  • Vitiligo
  • Alopecia
  • Atopic Dermatitis
  • Mycosis fungoides
  • Pruritis
  • Acne

You will need to be referred to this service by a consultant dermatologist before you can be treated.

Which type of phototherapy?

Ultraviolet light is made up of different wavelengths, including the two forms that are used in light therapy – ultraviolet A (UVA) and ultraviolet B (UVB).

We offer UVB narrow-band phototherapy at Holly which focuses on a small part of the light spectrum, avoiding some of the more harmful wavelengths. It is more intensive than broad-spectrum UVB, so treatment times are shorter.

Long-wave ultra-violet light (UVA) is given together with a drug called psoralen which temporarily sensitises your skin to the light. Psoralen can be either be taken orally in tablet form or applied to the skin as a lotion and together this combination treatment is known as PUVA. It is a more intensive treatment, so will usually only be recommended if treatment with UVB has not worked.

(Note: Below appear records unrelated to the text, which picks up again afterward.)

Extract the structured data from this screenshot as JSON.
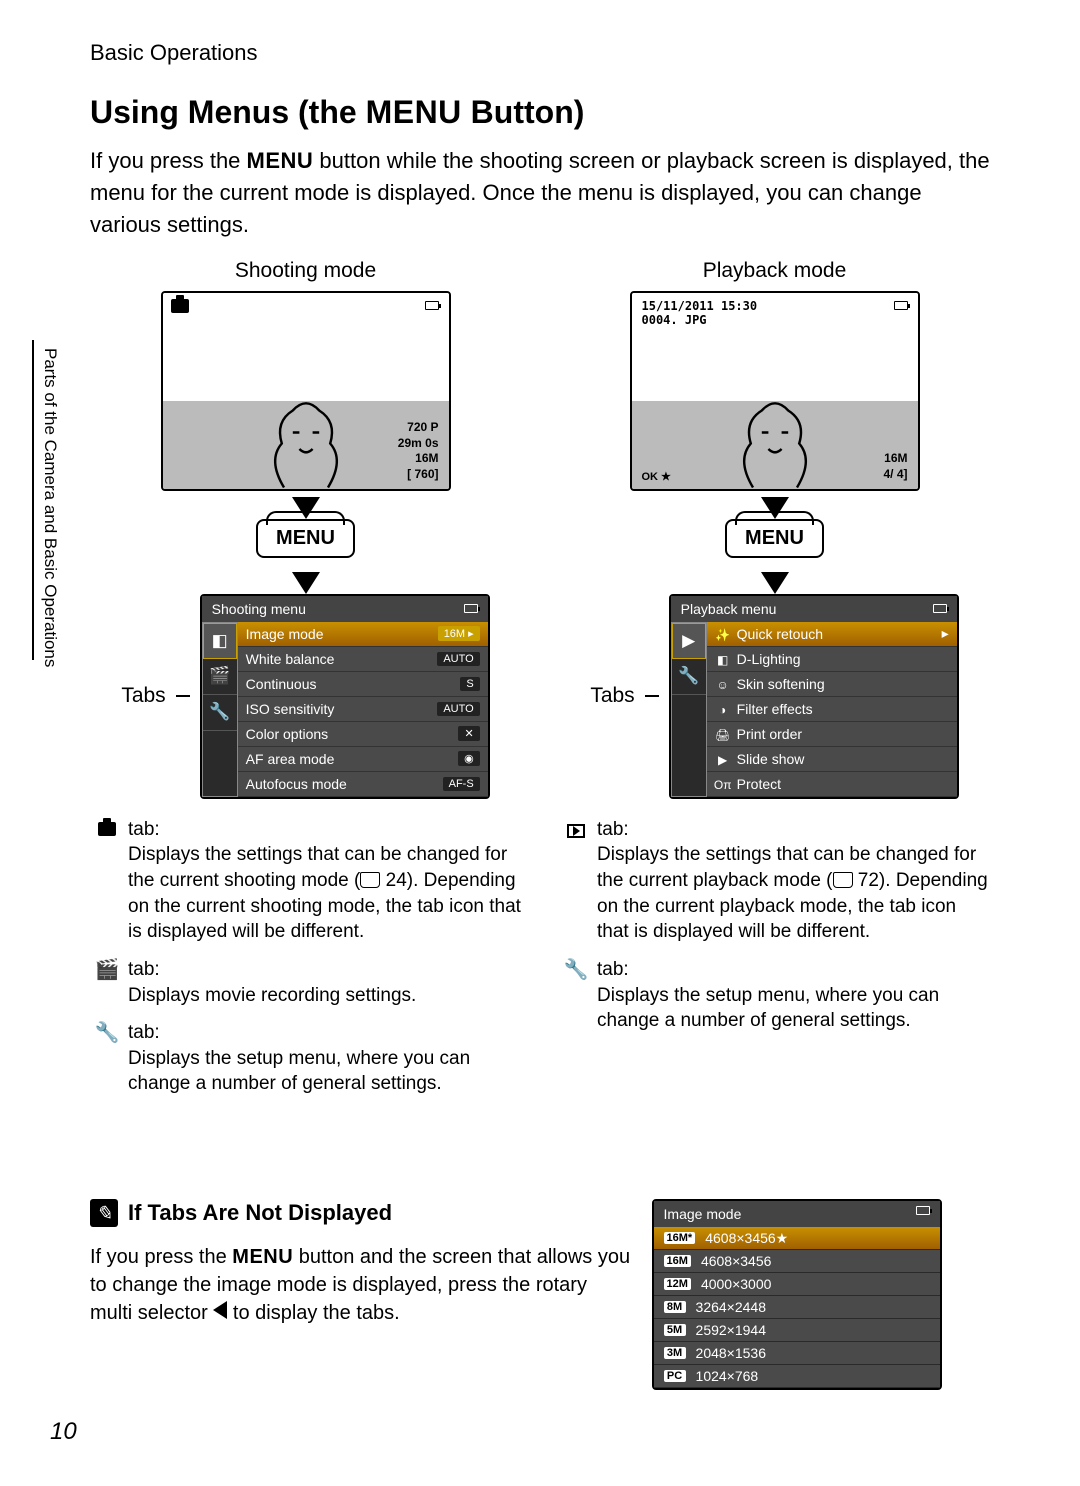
{
  "breadcrumb": "Basic Operations",
  "title_before": "Using Menus (the ",
  "title_menu": "MENU",
  "title_after": " Button)",
  "intro_before": "If you press the ",
  "intro_menu": "MENU",
  "intro_after": " button while the shooting screen or playback screen is displayed, the menu for the current mode is displayed. Once the menu is displayed, you can change various settings.",
  "side_label": "Parts of the Camera and Basic Operations",
  "shooting": {
    "label": "Shooting mode",
    "tabs_label": "Tabs",
    "overlay_movie": "720 P",
    "overlay_time": "29m 0s",
    "overlay_quality": "16M",
    "overlay_shots": "[   760]",
    "menu_button": "MENU",
    "menu_title": "Shooting menu",
    "items": [
      {
        "name": "Image mode",
        "value": "16M",
        "hl": true
      },
      {
        "name": "White balance",
        "value": "AUTO"
      },
      {
        "name": "Continuous",
        "value": "S"
      },
      {
        "name": "ISO sensitivity",
        "value": "AUTO"
      },
      {
        "name": "Color options",
        "value": "✕"
      },
      {
        "name": "AF area mode",
        "value": "◉"
      },
      {
        "name": "Autofocus mode",
        "value": "AF-S"
      }
    ],
    "desc": [
      {
        "icon_name": "camera-icon",
        "label": " tab:",
        "body_before": "Displays the settings that can be changed for the current shooting mode (",
        "ref": "24",
        "body_after": "). Depending on the current shooting mode, the tab icon that is displayed will be different."
      },
      {
        "icon_name": "movie-icon",
        "label": " tab:",
        "body": "Displays movie recording settings."
      },
      {
        "icon_name": "wrench-icon",
        "label": " tab:",
        "body": "Displays the setup menu, where you can change a number of general settings."
      }
    ]
  },
  "playback": {
    "label": "Playback mode",
    "tabs_label": "Tabs",
    "overlay_date": "15/11/2011 15:30",
    "overlay_file": "0004. JPG",
    "overlay_quality": "16M",
    "overlay_count": "4/      4]",
    "overlay_ok": "OK ★",
    "menu_button": "MENU",
    "menu_title": "Playback menu",
    "items": [
      {
        "name": "Quick retouch",
        "icon": "✨",
        "hl": true
      },
      {
        "name": "D-Lighting",
        "icon": "◧"
      },
      {
        "name": "Skin softening",
        "icon": "☺"
      },
      {
        "name": "Filter effects",
        "icon": "◑"
      },
      {
        "name": "Print order",
        "icon": "🖨"
      },
      {
        "name": "Slide show",
        "icon": "▶"
      },
      {
        "name": "Protect",
        "icon": "Oπ"
      }
    ],
    "desc": [
      {
        "icon_name": "playback-icon",
        "label": "tab:",
        "body_before": "Displays the settings that can be changed for the current playback mode (",
        "ref": "72",
        "body_after": "). Depending on the current playback mode, the tab icon that is displayed will be different."
      },
      {
        "icon_name": "wrench-icon",
        "label": " tab:",
        "body": "Displays the setup menu, where you can change a number of general settings."
      }
    ]
  },
  "note": {
    "title": "If Tabs Are Not Displayed",
    "body_before": "If you press the ",
    "body_menu": "MENU",
    "body_mid": " button and the screen that allows you to change the image mode is displayed, press the rotary multi selector ",
    "body_after": " to display the tabs."
  },
  "image_mode_panel": {
    "title": "Image mode",
    "rows": [
      {
        "badge": "16M*",
        "value": "4608×3456★",
        "hl": true
      },
      {
        "badge": "16M",
        "value": "4608×3456"
      },
      {
        "badge": "12M",
        "value": "4000×3000"
      },
      {
        "badge": "8M",
        "value": "3264×2448"
      },
      {
        "badge": "5M",
        "value": "2592×1944"
      },
      {
        "badge": "3M",
        "value": "2048×1536"
      },
      {
        "badge": "PC",
        "value": "1024×768"
      }
    ]
  },
  "page_number": "10"
}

What does phototherapy involve?

Your first session will consist of an assessment based on the type of UV therapy your consultant has recommended, either UVA or UVB. Your therapist will also usually carry out a skin test to determine how you react to UV light and familiarise you with the UV cabin.

After your initial assessment, treatment sessions last between a few seconds for UVB up to ten minutes or more for UVA. You will be asked to undress down to your underwear and be given protective goggles to wear before standing in our UV cabinet for the treatment.

How many treatments do I need?

Treatment plans are tailored to your individual needs and depend on how your body responds to treatment. Most patients attend two to three times a week for a course of approximately 20 treatments.